* [EXERCISE]: The response has to reproduce all entries exactly while excluding their pictures.

Website and app data records:

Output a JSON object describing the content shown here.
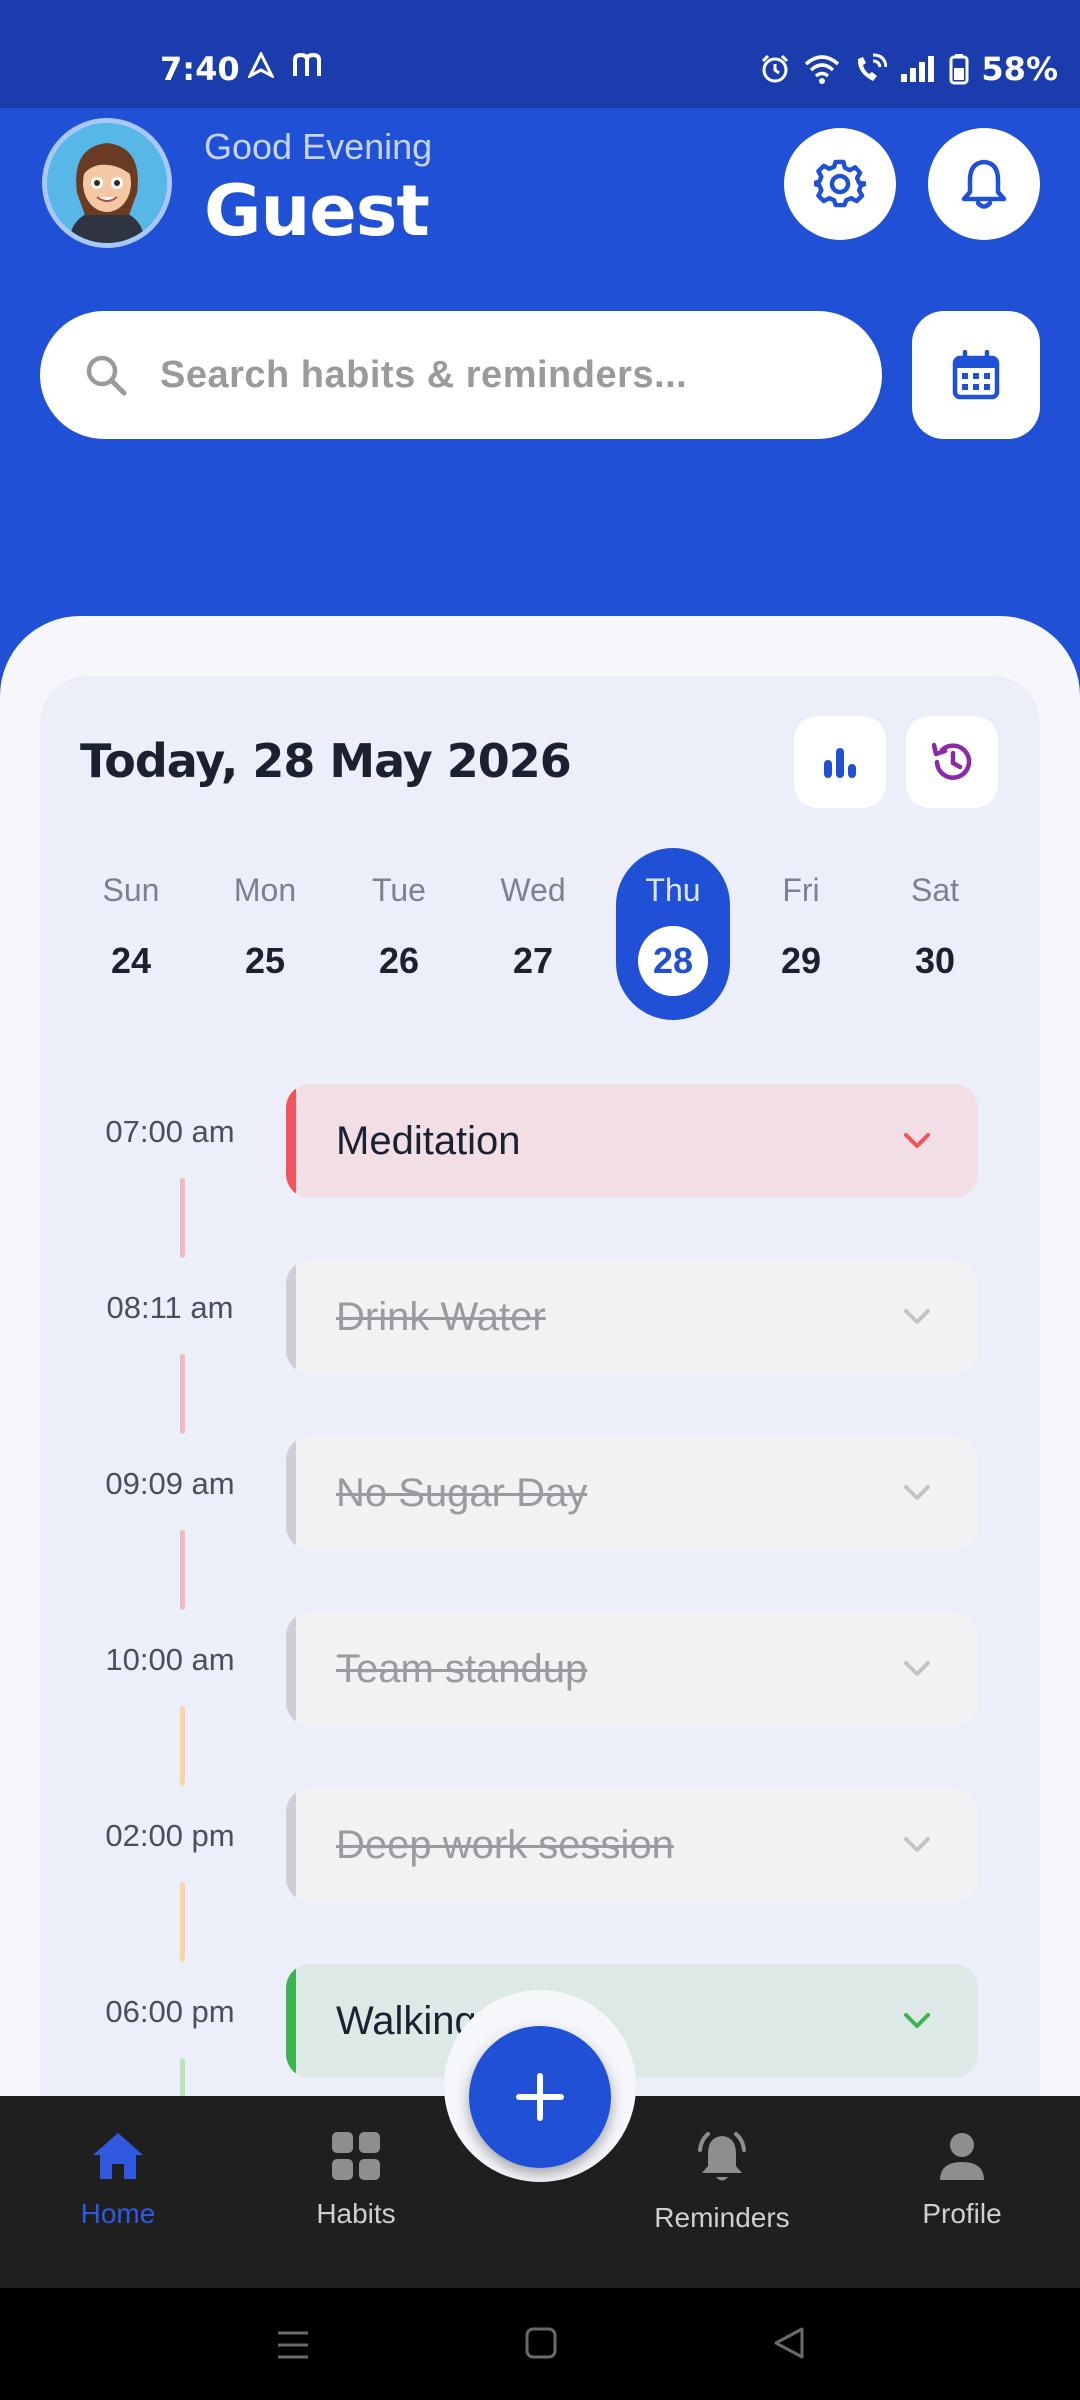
{
  "status_bar": {
    "time": "7:40",
    "battery": "58%",
    "left_icons": [
      "navigation-icon",
      "m-app-icon"
    ],
    "right_icons": [
      "alarm-icon",
      "wifi-icon",
      "wifi-call-icon",
      "signal-icon",
      "battery-icon"
    ]
  },
  "header": {
    "greeting": "Good Evening",
    "username": "Guest",
    "search_placeholder": "Search habits & reminders..."
  },
  "main": {
    "date_title": "Today, 28 May 2026",
    "week": [
      {
        "day": "Sun",
        "date": "24",
        "selected": false
      },
      {
        "day": "Mon",
        "date": "25",
        "selected": false
      },
      {
        "day": "Tue",
        "date": "26",
        "selected": false
      },
      {
        "day": "Wed",
        "date": "27",
        "selected": false
      },
      {
        "day": "Thu",
        "date": "28",
        "selected": true
      },
      {
        "day": "Fri",
        "date": "29",
        "selected": false
      },
      {
        "day": "Sat",
        "date": "30",
        "selected": false
      }
    ],
    "tasks": [
      {
        "time": "07:00 am",
        "title": "Meditation",
        "completed": false,
        "accent": "#f2545b",
        "background": "#f1dfe5",
        "chevron": "#f2545b",
        "line": "#f5b8c0"
      },
      {
        "time": "08:11 am",
        "title": "Drink Water",
        "completed": true,
        "line": "#f5b8c0"
      },
      {
        "time": "09:09 am",
        "title": "No Sugar Day",
        "completed": true,
        "line": "#f5b8c0"
      },
      {
        "time": "10:00 am",
        "title": "Team standup",
        "completed": true,
        "line": "#f7d5a8"
      },
      {
        "time": "02:00 pm",
        "title": "Deep work session",
        "completed": true,
        "line": "#f7d5a8"
      },
      {
        "time": "06:00 pm",
        "title": "Walking",
        "completed": false,
        "accent": "#3fb34f",
        "background": "#dde9e6",
        "chevron": "#3fb34f",
        "line": "#b9e2bd"
      }
    ]
  },
  "bottom_nav": {
    "items": [
      {
        "label": "Home",
        "icon": "home-icon",
        "active": true
      },
      {
        "label": "Habits",
        "icon": "grid-icon",
        "active": false
      },
      {
        "label": "Reminders",
        "icon": "bell-ring-icon",
        "active": false
      },
      {
        "label": "Profile",
        "icon": "person-icon",
        "active": false
      }
    ]
  },
  "colors": {
    "primary": "#1f50d6",
    "status_bar": "#1a3cad",
    "history_icon": "#8b2aa8"
  }
}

* [OUTPUT BELOW]:
Output a JSON object describing the content shown here.
{
  "status_bar": {
    "time": "7:40",
    "battery": "58%",
    "left_icons": [
      "navigation-icon",
      "m-app-icon"
    ],
    "right_icons": [
      "alarm-icon",
      "wifi-icon",
      "wifi-call-icon",
      "signal-icon",
      "battery-icon"
    ]
  },
  "header": {
    "greeting": "Good Evening",
    "username": "Guest",
    "search_placeholder": "Search habits & reminders..."
  },
  "main": {
    "date_title": "Today, 28 May 2026",
    "week": [
      {
        "day": "Sun",
        "date": "24",
        "selected": false
      },
      {
        "day": "Mon",
        "date": "25",
        "selected": false
      },
      {
        "day": "Tue",
        "date": "26",
        "selected": false
      },
      {
        "day": "Wed",
        "date": "27",
        "selected": false
      },
      {
        "day": "Thu",
        "date": "28",
        "selected": true
      },
      {
        "day": "Fri",
        "date": "29",
        "selected": false
      },
      {
        "day": "Sat",
        "date": "30",
        "selected": false
      }
    ],
    "tasks": [
      {
        "time": "07:00 am",
        "title": "Meditation",
        "completed": false,
        "accent": "#f2545b",
        "background": "#f1dfe5",
        "chevron": "#f2545b",
        "line": "#f5b8c0"
      },
      {
        "time": "08:11 am",
        "title": "Drink Water",
        "completed": true,
        "line": "#f5b8c0"
      },
      {
        "time": "09:09 am",
        "title": "No Sugar Day",
        "completed": true,
        "line": "#f5b8c0"
      },
      {
        "time": "10:00 am",
        "title": "Team standup",
        "completed": true,
        "line": "#f7d5a8"
      },
      {
        "time": "02:00 pm",
        "title": "Deep work session",
        "completed": true,
        "line": "#f7d5a8"
      },
      {
        "time": "06:00 pm",
        "title": "Walking",
        "completed": false,
        "accent": "#3fb34f",
        "background": "#dde9e6",
        "chevron": "#3fb34f",
        "line": "#b9e2bd"
      }
    ]
  },
  "bottom_nav": {
    "items": [
      {
        "label": "Home",
        "icon": "home-icon",
        "active": true
      },
      {
        "label": "Habits",
        "icon": "grid-icon",
        "active": false
      },
      {
        "label": "Reminders",
        "icon": "bell-ring-icon",
        "active": false
      },
      {
        "label": "Profile",
        "icon": "person-icon",
        "active": false
      }
    ]
  },
  "colors": {
    "primary": "#1f50d6",
    "status_bar": "#1a3cad",
    "history_icon": "#8b2aa8"
  }
}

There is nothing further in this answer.